▶ Entries provided
◇ ◇ ◇ ◇ ◇ ◇ ◇

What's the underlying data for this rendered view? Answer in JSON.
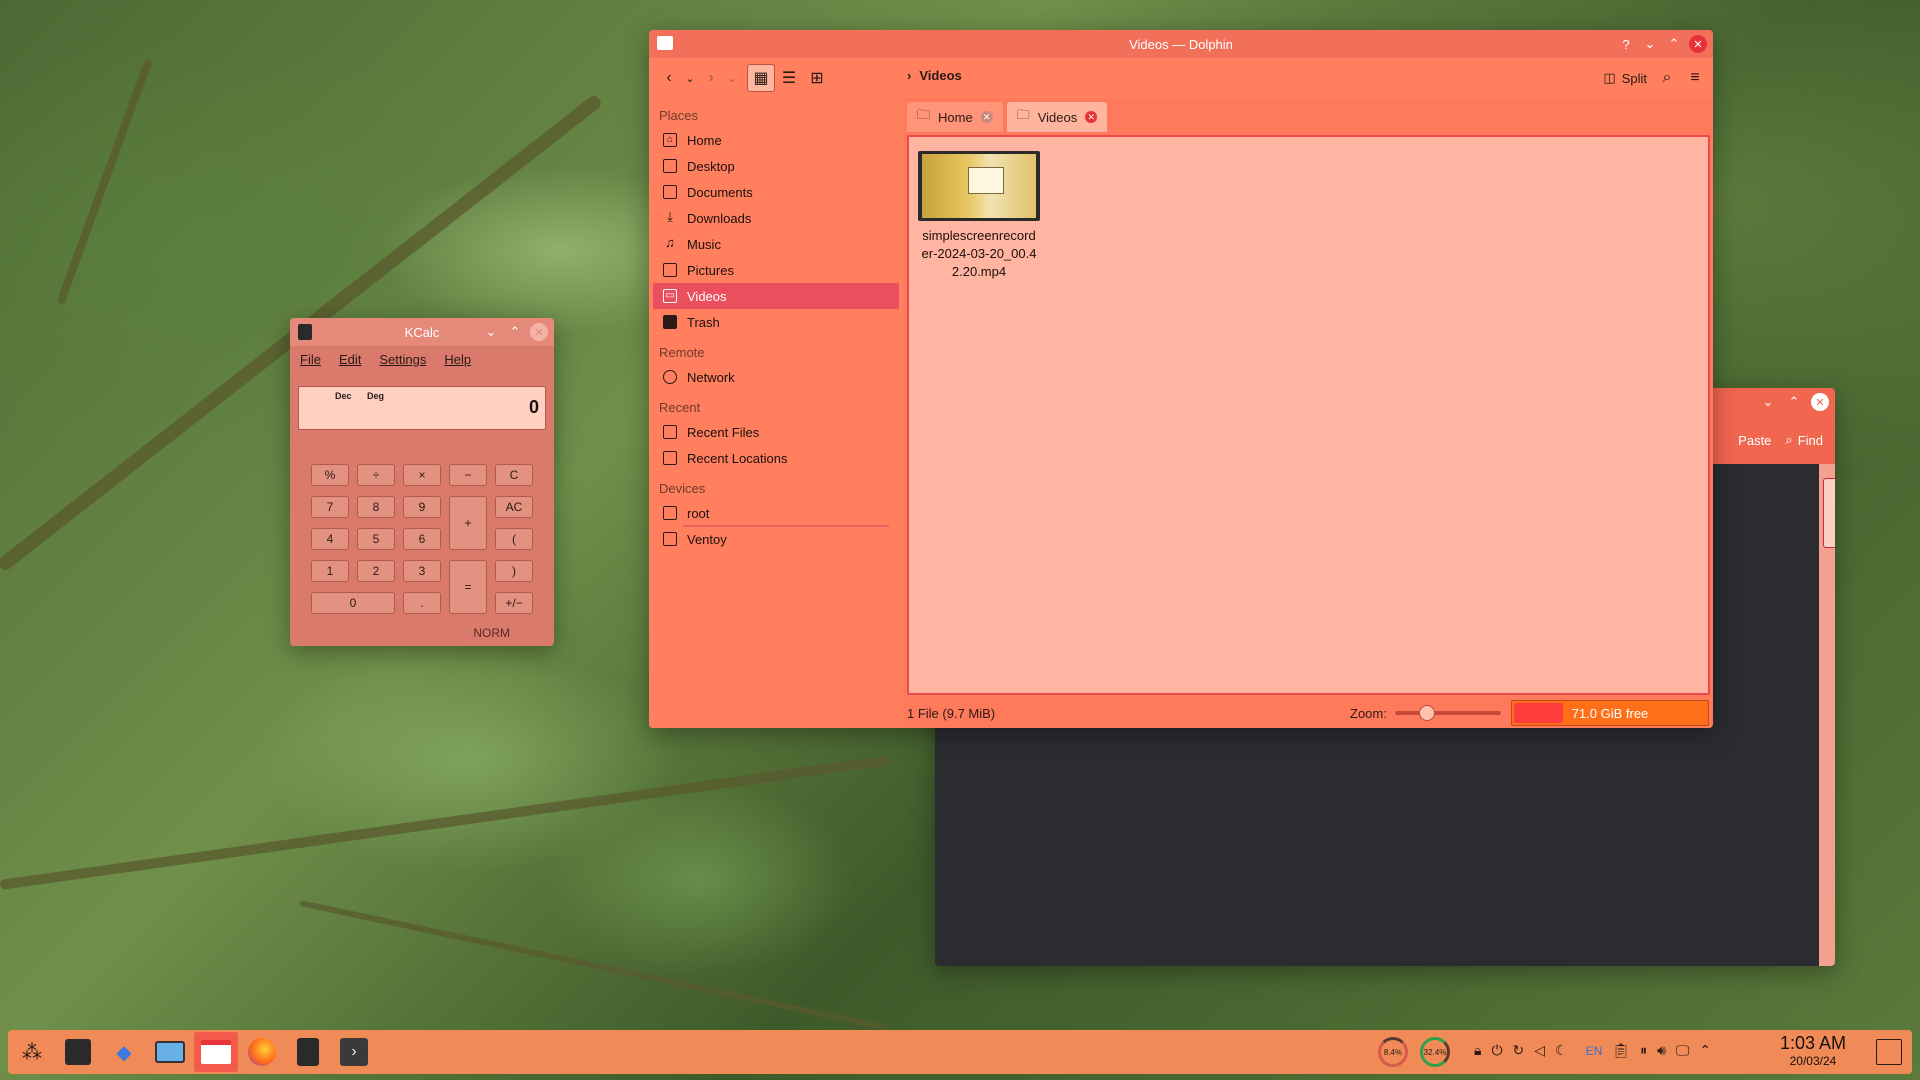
{
  "dolphin": {
    "title": "Videos — Dolphin",
    "breadcrumb": "Videos",
    "split_label": "Split",
    "sidebar": {
      "places_header": "Places",
      "places": [
        "Home",
        "Desktop",
        "Documents",
        "Downloads",
        "Music",
        "Pictures",
        "Videos",
        "Trash"
      ],
      "remote_header": "Remote",
      "remote": [
        "Network"
      ],
      "recent_header": "Recent",
      "recent": [
        "Recent Files",
        "Recent Locations"
      ],
      "devices_header": "Devices",
      "devices": [
        "root",
        "Ventoy"
      ],
      "selected": "Videos"
    },
    "tabs": [
      "Home",
      "Videos"
    ],
    "active_tab": "Videos",
    "file_name": "simplescreenrecorder-2024-03-20_00.42.20.mp4",
    "status_text": "1 File (9.7 MiB)",
    "zoom_label": "Zoom:",
    "zoom_level": 0.3,
    "free_space": "71.0 GiB free",
    "used_fraction": 0.25
  },
  "bgwin": {
    "paste_label": "Paste",
    "find_label": "Find"
  },
  "kcalc": {
    "title": "KCalc",
    "menu": [
      "File",
      "Edit",
      "Settings",
      "Help"
    ],
    "indicator_base": "Dec",
    "indicator_angle": "Deg",
    "display_value": "0",
    "mode_label": "NORM",
    "keys": {
      "percent": "%",
      "divide": "÷",
      "multiply": "×",
      "minus": "−",
      "clear": "C",
      "seven": "7",
      "eight": "8",
      "nine": "9",
      "plus": "+",
      "all_clear": "AC",
      "four": "4",
      "five": "5",
      "six": "6",
      "paren_open": "(",
      "one": "1",
      "two": "2",
      "three": "3",
      "equals": "=",
      "paren_close": ")",
      "zero": "0",
      "dot": ".",
      "plus_minus": "+/−"
    }
  },
  "taskbar": {
    "cpu_gauge": "8.4%",
    "mem_gauge": "32.4%",
    "keyboard_layout": "EN",
    "time": "1:03 AM",
    "date": "20/03/24"
  },
  "colors": {
    "accent": "#f2705a",
    "selection": "#e94f5c",
    "content_bg": "#ffb5a2"
  }
}
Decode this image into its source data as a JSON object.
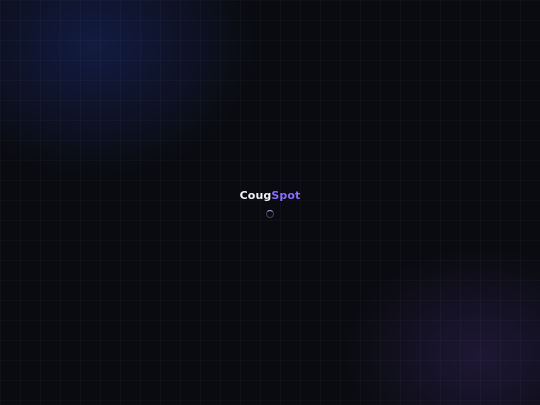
{
  "app": {
    "brand_part_1": "Coug",
    "brand_part_2": "Spot"
  },
  "colors": {
    "background": "#0a0b10",
    "brand_primary_text": "#f2f2f5",
    "brand_accent": "#8b6cf5",
    "glow_top_left": "#1e348c",
    "glow_bottom_right": "#4c348c"
  },
  "loading": {
    "indicator": "spinner-icon"
  }
}
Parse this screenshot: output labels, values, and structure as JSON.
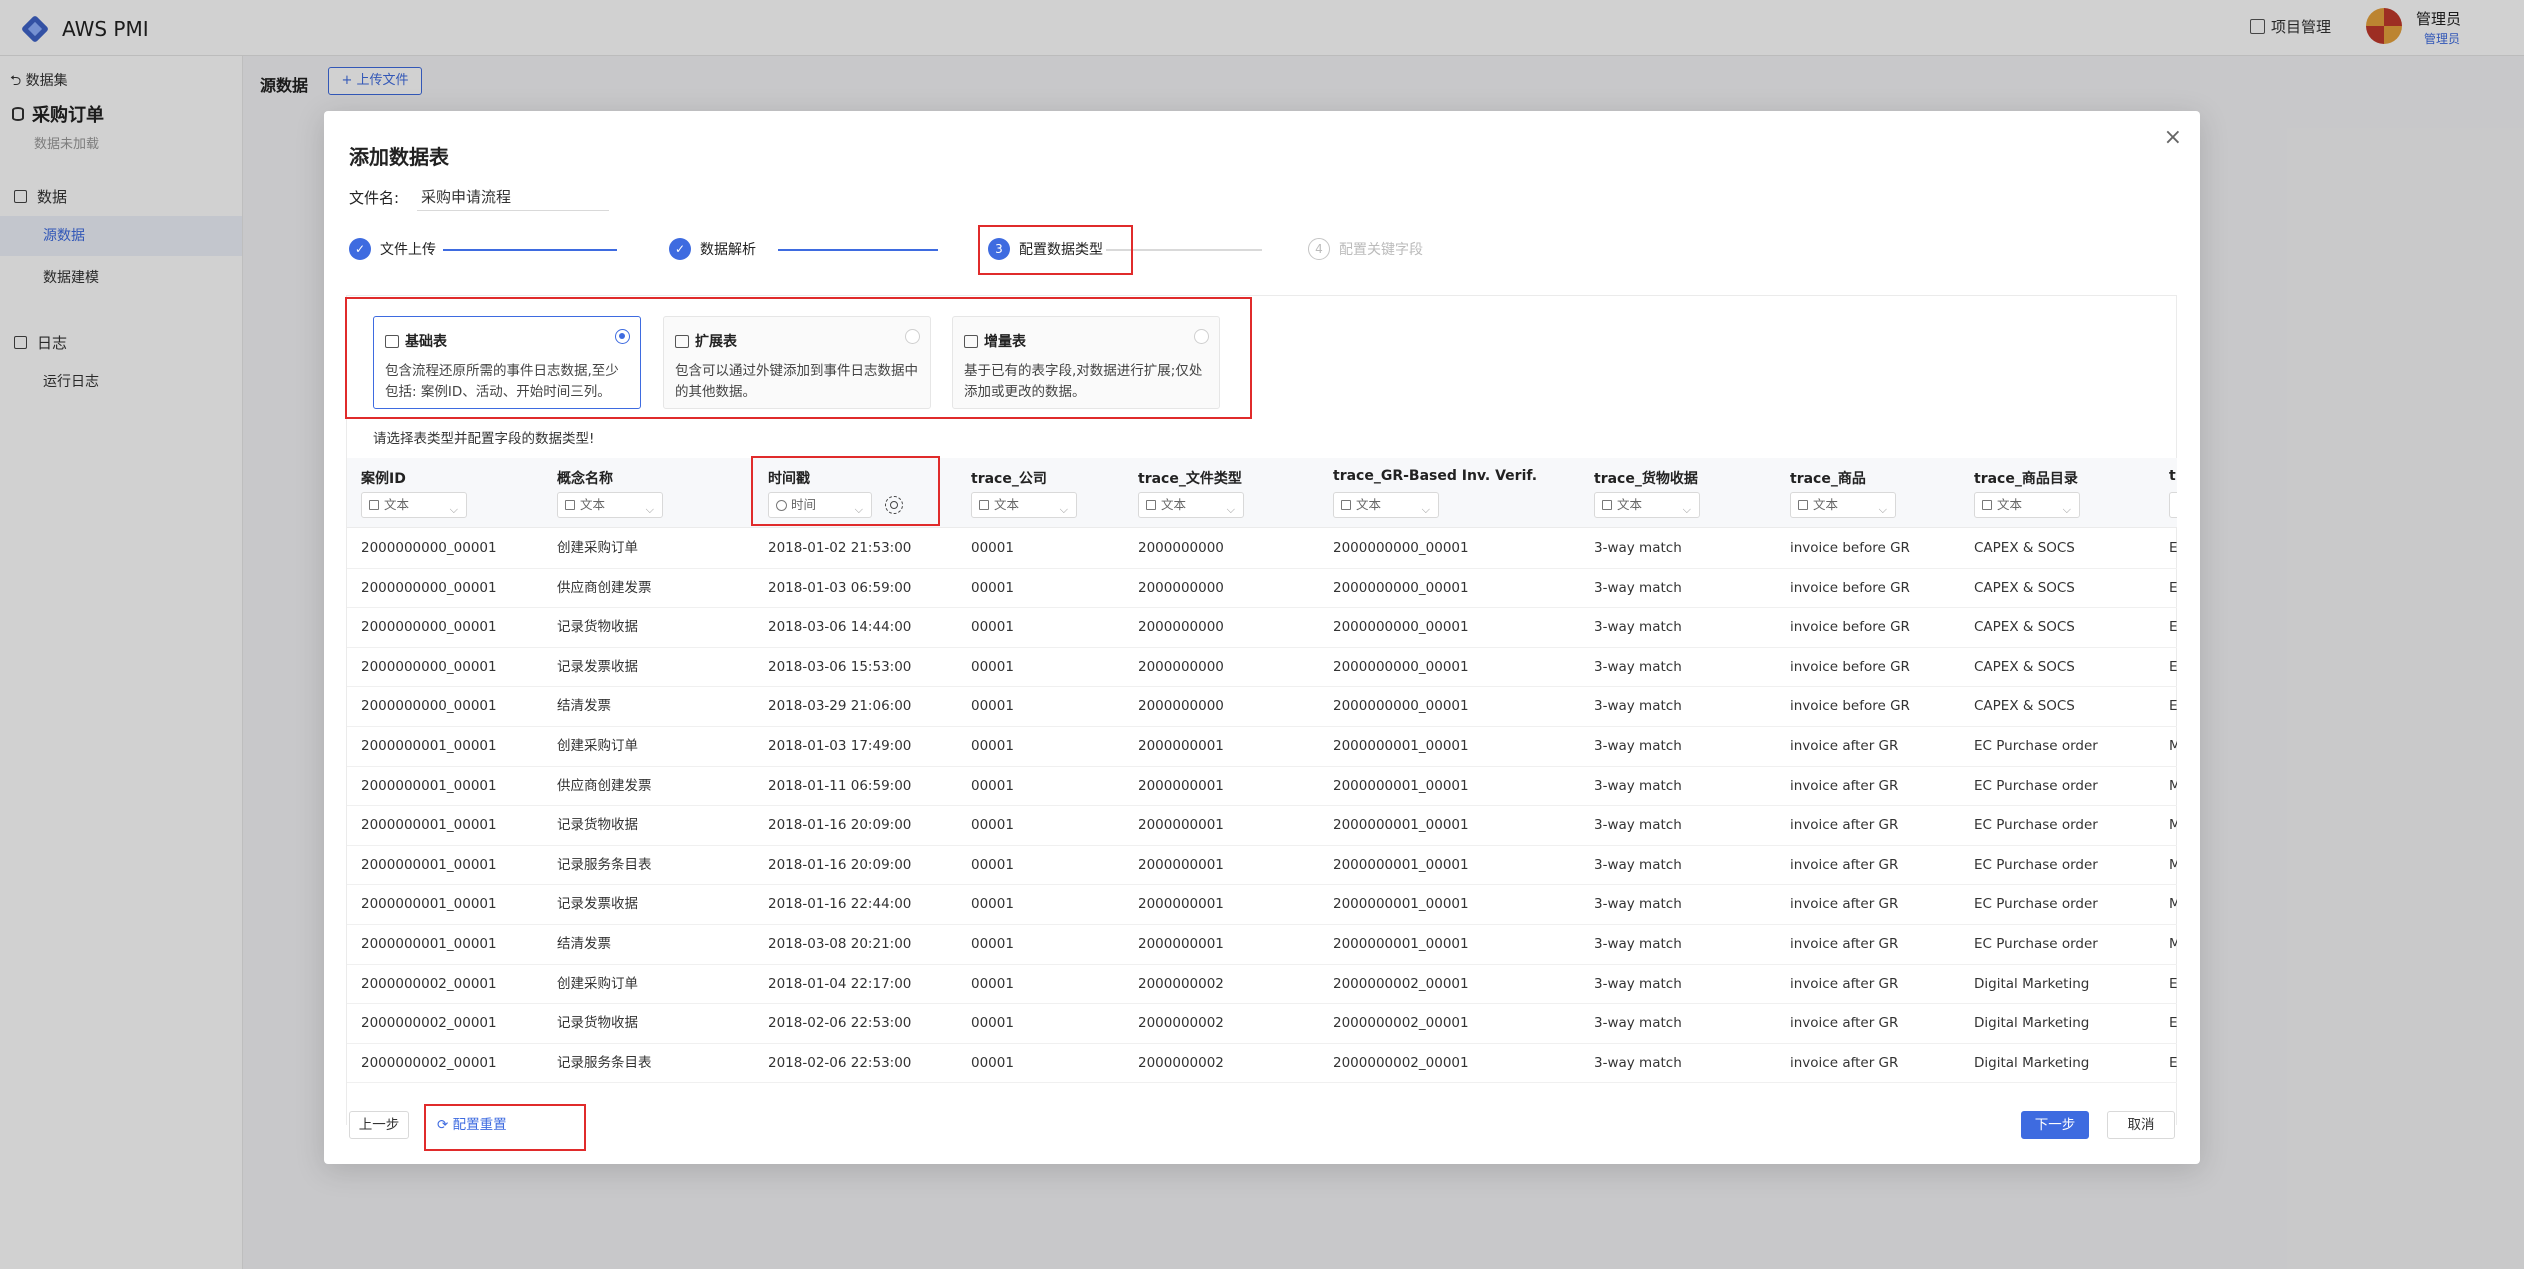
{
  "app": {
    "brand": "AWS PMI",
    "project_mgmt": "项目管理",
    "user_name": "管理员",
    "user_role": "管理员"
  },
  "sidebar": {
    "back": "数据集",
    "title": "采购订单",
    "subtitle": "数据未加载",
    "section_data": "数据",
    "item_source": "源数据",
    "item_model": "数据建模",
    "section_log": "日志",
    "item_runlog": "运行日志"
  },
  "page": {
    "breadcrumb": "源数据",
    "upload_btn": "+ 上传文件"
  },
  "modal": {
    "title": "添加数据表",
    "close": "×",
    "file_label": "文件名:",
    "file_value": "采购申请流程",
    "steps": [
      {
        "num": "✓",
        "label": "文件上传"
      },
      {
        "num": "✓",
        "label": "数据解析"
      },
      {
        "num": "3",
        "label": "配置数据类型"
      },
      {
        "num": "4",
        "label": "配置关键字段"
      }
    ],
    "table_types": [
      {
        "name": "基础表",
        "desc": "包含流程还原所需的事件日志数据,至少包括: 案例ID、活动、开始时间三列。",
        "selected": true
      },
      {
        "name": "扩展表",
        "desc": "包含可以通过外键添加到事件日志数据中的其他数据。",
        "selected": false
      },
      {
        "name": "增量表",
        "desc": "基于已有的表字段,对数据进行扩展;仅处添加或更改的数据。",
        "selected": false
      }
    ],
    "hint": "请选择表类型并配置字段的数据类型!",
    "columns": [
      {
        "name": "案例ID",
        "type": "文本"
      },
      {
        "name": "概念名称",
        "type": "文本"
      },
      {
        "name": "时间戳",
        "type": "时间"
      },
      {
        "name": "trace_公司",
        "type": "文本"
      },
      {
        "name": "trace_文件类型",
        "type": "文本"
      },
      {
        "name": "trace_GR-Based Inv. Verif.",
        "type": "文本"
      },
      {
        "name": "trace_货物收据",
        "type": "文本"
      },
      {
        "name": "trace_商品",
        "type": "文本"
      },
      {
        "name": "trace_商品目录",
        "type": "文本"
      },
      {
        "name": "t",
        "type": "文本"
      }
    ],
    "rows": [
      [
        "2000000000_00001",
        "创建采购订单",
        "2018-01-02 21:53:00",
        "00001",
        "2000000000",
        "2000000000_00001",
        "3-way match",
        "invoice before GR",
        "CAPEX & SOCS",
        "E"
      ],
      [
        "2000000000_00001",
        "供应商创建发票",
        "2018-01-03 06:59:00",
        "00001",
        "2000000000",
        "2000000000_00001",
        "3-way match",
        "invoice before GR",
        "CAPEX & SOCS",
        "E"
      ],
      [
        "2000000000_00001",
        "记录货物收据",
        "2018-03-06 14:44:00",
        "00001",
        "2000000000",
        "2000000000_00001",
        "3-way match",
        "invoice before GR",
        "CAPEX & SOCS",
        "E"
      ],
      [
        "2000000000_00001",
        "记录发票收据",
        "2018-03-06 15:53:00",
        "00001",
        "2000000000",
        "2000000000_00001",
        "3-way match",
        "invoice before GR",
        "CAPEX & SOCS",
        "E"
      ],
      [
        "2000000000_00001",
        "结清发票",
        "2018-03-29 21:06:00",
        "00001",
        "2000000000",
        "2000000000_00001",
        "3-way match",
        "invoice before GR",
        "CAPEX & SOCS",
        "E"
      ],
      [
        "2000000001_00001",
        "创建采购订单",
        "2018-01-03 17:49:00",
        "00001",
        "2000000001",
        "2000000001_00001",
        "3-way match",
        "invoice after GR",
        "EC Purchase order",
        "M"
      ],
      [
        "2000000001_00001",
        "供应商创建发票",
        "2018-01-11 06:59:00",
        "00001",
        "2000000001",
        "2000000001_00001",
        "3-way match",
        "invoice after GR",
        "EC Purchase order",
        "M"
      ],
      [
        "2000000001_00001",
        "记录货物收据",
        "2018-01-16 20:09:00",
        "00001",
        "2000000001",
        "2000000001_00001",
        "3-way match",
        "invoice after GR",
        "EC Purchase order",
        "M"
      ],
      [
        "2000000001_00001",
        "记录服务条目表",
        "2018-01-16 20:09:00",
        "00001",
        "2000000001",
        "2000000001_00001",
        "3-way match",
        "invoice after GR",
        "EC Purchase order",
        "M"
      ],
      [
        "2000000001_00001",
        "记录发票收据",
        "2018-01-16 22:44:00",
        "00001",
        "2000000001",
        "2000000001_00001",
        "3-way match",
        "invoice after GR",
        "EC Purchase order",
        "M"
      ],
      [
        "2000000001_00001",
        "结清发票",
        "2018-03-08 20:21:00",
        "00001",
        "2000000001",
        "2000000001_00001",
        "3-way match",
        "invoice after GR",
        "EC Purchase order",
        "M"
      ],
      [
        "2000000002_00001",
        "创建采购订单",
        "2018-01-04 22:17:00",
        "00001",
        "2000000002",
        "2000000002_00001",
        "3-way match",
        "invoice after GR",
        "Digital Marketing",
        "E"
      ],
      [
        "2000000002_00001",
        "记录货物收据",
        "2018-02-06 22:53:00",
        "00001",
        "2000000002",
        "2000000002_00001",
        "3-way match",
        "invoice after GR",
        "Digital Marketing",
        "E"
      ],
      [
        "2000000002_00001",
        "记录服务条目表",
        "2018-02-06 22:53:00",
        "00001",
        "2000000002",
        "2000000002_00001",
        "3-way match",
        "invoice after GR",
        "Digital Marketing",
        "E"
      ]
    ],
    "btn_prev": "上一步",
    "btn_reset": "配置重置",
    "btn_next": "下一步",
    "btn_cancel": "取消"
  },
  "colors": {
    "accent": "#3e6be0",
    "highlight": "#e02b2b"
  }
}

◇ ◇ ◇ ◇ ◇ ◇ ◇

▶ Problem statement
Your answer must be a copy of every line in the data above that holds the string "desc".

▶ Your response
        "desc": "包含流程还原所需的事件日志数据,至少包括: 案例ID、活动、开始时间三列。",
        "desc": "包含可以通过外键添加到事件日志数据中的其他数据。",
        "desc": "基于已有的表字段,对数据进行扩展;仅处添加或更改的数据。",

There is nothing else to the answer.